For me, hill has always meant hell. To be honest, although I’ve known for a long time that I should incorporate them into my training, I have avoided them like the plague.
Which is a bit tricky when whichever way I turn out of my house, it’s uphill. Hence I tend to drive to the lake or the beach for a relatively flat run and mentally tick off each tiny incline I know I’m going to encounter until I can say in my head ‘all downhill from here’.
They’re just so HARD!
Deep breaths. Time to embrace the Hill.
There are a few different ways to tackle hill sprints. On Monday we did some drills on flat road first to warm up our bodies and prepare our legs for what was to come. So hopping and pushing off, reverse lunging and pushing off, that kind of thing… Then after a few dynamic stretches and a pep talk from Stacey (Williams, our Running Coach), we were off.
We started at the top of the hill. Stacey had divided our hill into three sections (marked by lines in the road, but obviously, you may need to use other landmarks like trees or telegraph poles). We jogged down to the first line and sprinted up, straight away jogging down to the second line, sprinting up, then jogging down to the third line (the bottom of our hill) and sprinted up.
The last part of the final (longest) sprint, well all sorts of unpleasantries were going through my mind and a couple of expletives may have even been audible.
Stacey timed us, then dropped the ‘repeat but do it faster’ bombshell. Three times we did that. Heart rate was nearing ‘maximum working’ by the end. Phew!
After a short recovery/stretch, we went again, this time running all the way down to the bottom first and sprinting all the way up. Again, three times, trying to run each set faster. Stacey was helping to get us to free up our downhill run a bit, get a bit more loose. Tricky when you have bad knees, as you’re just so conscious of the pressure you’re applying going downhill more than up.
Funnily enough, doing hill sprints is actually supposed to be safer than going longer distances on flats, and can help injury-prone runners (like me!) by strengthening the right muscles. OK, so that’s a pretty good reason to keep going with hill sprints… now I’m interested.
Our final push on the hill was incorporating it into a slightly longer run that included a bit of flat running as an active recovery before repeating the lap. By the end of this, we were well and truly spent. Or so we thought, because Stacey had us doing a few more drills before the end of the session. And wow, what a session.
So what did we learn?
Well, first and foremost, after running hills, running on the flat will be easy peasy (I’m yet to test out this theory as I’m still recovering from Tuesday’s Tabata class!).
Also, Stacey’s right – the feeling you get when you make it to the top is such a massive sense of achievement and relief…. I think I could even hear ‘Eye of the Tiger’ on my life’s soundtrack at that point. I need to remember that feeling to give me the motivation I need to tackle the hill in the first place.

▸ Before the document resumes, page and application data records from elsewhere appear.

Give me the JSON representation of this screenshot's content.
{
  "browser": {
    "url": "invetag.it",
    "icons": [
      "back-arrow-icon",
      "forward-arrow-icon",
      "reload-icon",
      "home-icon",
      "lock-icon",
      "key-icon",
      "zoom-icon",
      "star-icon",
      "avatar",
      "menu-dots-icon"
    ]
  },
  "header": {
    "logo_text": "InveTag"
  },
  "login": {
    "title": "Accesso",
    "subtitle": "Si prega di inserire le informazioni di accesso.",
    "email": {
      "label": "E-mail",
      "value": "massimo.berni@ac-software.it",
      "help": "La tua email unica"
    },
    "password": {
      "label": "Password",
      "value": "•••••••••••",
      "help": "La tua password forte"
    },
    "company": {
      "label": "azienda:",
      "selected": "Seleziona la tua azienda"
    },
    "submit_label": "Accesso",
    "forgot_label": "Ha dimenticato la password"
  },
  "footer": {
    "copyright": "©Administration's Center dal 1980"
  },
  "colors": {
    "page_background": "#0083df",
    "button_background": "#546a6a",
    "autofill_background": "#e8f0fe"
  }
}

Plus running hills helps with all of your running – it doesn’t just build muscular strength. It improves your cardio fitness and endurance too. And helps you to increase the power in your stride.
And it’s a really good workout. You’re going against gravity, people, this is going to work up a sweat.
I’m totally sold on the need to include hills in my training regime, despite my ingrained fear of them.
How about you? Here are a few more tips to help you with your hills:
- Remember to warm up properly first with some dynamic stretches, maybe a couple of short flat sprints or a longer gentle jog
- Keep your chin and chest up, don’t look down, as tempting as it is
- Run on the balls of your feet, push up, stay there, don’t let your heel touch the ground until you’re back on the flat
- Take smaller strides, faster footsteps up the hill
- Work at your hardest rate sprinting up
- Loosen up and go slow on the jog down, recover ready for the next full-throttle up hill effort
- As you get more used to it, find new steeper hills
- Mix it up a bit; maybe start at the bottom and do intervals of sprinting and jogging up a long hill, or start at the bottom, sprint up and jog down
- If you’re just starting out, maybe 5 sets is all you can manage, but build it up over time
- Cool down at the end with a flat walk/gentle jog to bring the heart rate down before doing some final static stretching
Now, go find your hill and make it your own. Good luck.